§ Interface dataset entries:
== == ==

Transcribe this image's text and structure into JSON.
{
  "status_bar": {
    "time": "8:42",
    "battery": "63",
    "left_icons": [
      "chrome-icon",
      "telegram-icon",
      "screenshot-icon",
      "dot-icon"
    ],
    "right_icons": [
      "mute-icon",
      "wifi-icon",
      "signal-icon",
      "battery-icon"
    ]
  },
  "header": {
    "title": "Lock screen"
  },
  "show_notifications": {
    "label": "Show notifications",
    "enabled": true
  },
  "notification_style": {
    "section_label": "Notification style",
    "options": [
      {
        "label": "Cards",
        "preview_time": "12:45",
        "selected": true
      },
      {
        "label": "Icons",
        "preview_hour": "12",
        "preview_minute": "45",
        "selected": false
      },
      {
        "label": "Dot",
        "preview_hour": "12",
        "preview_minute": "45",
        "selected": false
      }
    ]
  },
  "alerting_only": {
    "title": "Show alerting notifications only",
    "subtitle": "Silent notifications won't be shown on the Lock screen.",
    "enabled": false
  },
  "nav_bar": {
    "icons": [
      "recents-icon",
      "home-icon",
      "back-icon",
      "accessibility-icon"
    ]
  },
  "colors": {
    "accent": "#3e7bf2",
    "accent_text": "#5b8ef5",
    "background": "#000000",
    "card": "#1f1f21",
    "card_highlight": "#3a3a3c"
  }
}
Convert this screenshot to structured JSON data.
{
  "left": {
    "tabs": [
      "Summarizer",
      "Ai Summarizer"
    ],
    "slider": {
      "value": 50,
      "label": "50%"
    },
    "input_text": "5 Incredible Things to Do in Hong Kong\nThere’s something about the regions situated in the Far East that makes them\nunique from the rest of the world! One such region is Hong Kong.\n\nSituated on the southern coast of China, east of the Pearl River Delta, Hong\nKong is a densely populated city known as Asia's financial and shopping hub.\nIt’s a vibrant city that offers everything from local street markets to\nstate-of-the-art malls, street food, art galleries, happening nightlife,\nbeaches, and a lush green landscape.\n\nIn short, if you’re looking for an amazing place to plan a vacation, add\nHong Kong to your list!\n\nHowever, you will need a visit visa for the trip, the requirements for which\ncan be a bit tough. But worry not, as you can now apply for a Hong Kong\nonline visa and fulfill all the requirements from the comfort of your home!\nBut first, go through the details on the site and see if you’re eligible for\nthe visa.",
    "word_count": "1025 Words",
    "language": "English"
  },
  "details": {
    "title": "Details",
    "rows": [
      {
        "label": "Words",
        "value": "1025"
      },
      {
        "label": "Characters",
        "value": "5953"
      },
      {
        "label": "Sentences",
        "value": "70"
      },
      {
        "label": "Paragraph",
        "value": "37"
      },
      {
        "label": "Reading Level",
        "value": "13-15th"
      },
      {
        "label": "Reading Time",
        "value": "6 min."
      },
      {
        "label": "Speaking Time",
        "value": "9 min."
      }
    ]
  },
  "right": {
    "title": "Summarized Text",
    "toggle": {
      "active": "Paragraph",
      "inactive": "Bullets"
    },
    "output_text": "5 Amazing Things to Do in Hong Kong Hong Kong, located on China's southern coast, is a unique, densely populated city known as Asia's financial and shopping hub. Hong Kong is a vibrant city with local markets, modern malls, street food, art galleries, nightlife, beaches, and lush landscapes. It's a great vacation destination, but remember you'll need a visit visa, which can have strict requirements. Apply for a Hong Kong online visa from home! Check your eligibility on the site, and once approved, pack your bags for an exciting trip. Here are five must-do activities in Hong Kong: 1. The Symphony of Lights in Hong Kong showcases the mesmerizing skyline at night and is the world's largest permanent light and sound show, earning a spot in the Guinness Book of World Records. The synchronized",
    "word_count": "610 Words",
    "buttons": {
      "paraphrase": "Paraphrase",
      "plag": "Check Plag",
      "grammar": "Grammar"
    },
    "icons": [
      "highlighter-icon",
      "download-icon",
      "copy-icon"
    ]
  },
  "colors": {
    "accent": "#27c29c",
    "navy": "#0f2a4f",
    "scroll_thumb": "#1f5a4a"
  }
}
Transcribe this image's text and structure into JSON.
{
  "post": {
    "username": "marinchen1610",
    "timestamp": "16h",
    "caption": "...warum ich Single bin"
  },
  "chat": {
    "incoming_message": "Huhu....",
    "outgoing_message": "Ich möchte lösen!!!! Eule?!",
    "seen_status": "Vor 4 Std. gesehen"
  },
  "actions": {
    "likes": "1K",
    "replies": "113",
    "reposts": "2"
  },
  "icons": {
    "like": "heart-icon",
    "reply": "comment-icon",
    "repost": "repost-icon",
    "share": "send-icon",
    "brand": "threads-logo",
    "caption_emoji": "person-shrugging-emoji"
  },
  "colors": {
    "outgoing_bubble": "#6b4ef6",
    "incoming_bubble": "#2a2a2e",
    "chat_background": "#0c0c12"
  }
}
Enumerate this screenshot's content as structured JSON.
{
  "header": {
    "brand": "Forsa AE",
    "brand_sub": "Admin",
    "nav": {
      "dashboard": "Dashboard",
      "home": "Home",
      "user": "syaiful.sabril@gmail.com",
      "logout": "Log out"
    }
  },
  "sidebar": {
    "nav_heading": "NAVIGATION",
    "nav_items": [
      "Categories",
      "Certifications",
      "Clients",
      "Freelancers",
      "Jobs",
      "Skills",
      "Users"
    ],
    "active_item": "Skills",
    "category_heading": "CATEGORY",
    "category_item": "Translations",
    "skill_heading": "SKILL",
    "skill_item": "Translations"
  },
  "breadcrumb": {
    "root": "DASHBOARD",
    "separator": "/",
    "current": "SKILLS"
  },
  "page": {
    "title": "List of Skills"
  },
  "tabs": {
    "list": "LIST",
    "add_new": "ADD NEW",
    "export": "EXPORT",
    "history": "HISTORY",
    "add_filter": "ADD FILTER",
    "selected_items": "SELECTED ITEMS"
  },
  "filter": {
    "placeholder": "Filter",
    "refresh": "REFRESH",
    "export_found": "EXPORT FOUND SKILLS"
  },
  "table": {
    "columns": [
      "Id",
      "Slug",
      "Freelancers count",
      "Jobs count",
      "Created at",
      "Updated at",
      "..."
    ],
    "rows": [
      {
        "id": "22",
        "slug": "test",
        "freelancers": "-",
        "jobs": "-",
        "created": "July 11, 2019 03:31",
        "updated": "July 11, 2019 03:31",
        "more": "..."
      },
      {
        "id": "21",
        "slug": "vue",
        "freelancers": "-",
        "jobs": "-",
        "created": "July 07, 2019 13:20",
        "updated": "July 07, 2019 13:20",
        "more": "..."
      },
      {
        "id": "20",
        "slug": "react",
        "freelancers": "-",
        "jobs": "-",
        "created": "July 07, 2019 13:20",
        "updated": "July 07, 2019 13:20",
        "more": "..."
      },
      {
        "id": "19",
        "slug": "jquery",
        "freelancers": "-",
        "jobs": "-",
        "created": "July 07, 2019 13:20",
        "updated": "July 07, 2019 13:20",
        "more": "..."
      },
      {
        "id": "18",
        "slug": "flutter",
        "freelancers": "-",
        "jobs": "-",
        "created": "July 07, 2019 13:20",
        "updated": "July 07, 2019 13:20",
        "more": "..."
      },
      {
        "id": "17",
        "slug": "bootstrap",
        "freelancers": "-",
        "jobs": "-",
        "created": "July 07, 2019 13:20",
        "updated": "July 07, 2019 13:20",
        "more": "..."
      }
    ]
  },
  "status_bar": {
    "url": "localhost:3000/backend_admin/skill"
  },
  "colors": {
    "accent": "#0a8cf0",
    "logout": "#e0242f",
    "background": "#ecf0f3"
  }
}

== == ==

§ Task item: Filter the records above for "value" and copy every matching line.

§ Task response:
      "value": 50,
        "value": "1025"
        "value": "5953"
        "value": "70"
        "value": "37"
        "value": "13-15th"
        "value": "6 min."
        "value": "9 min."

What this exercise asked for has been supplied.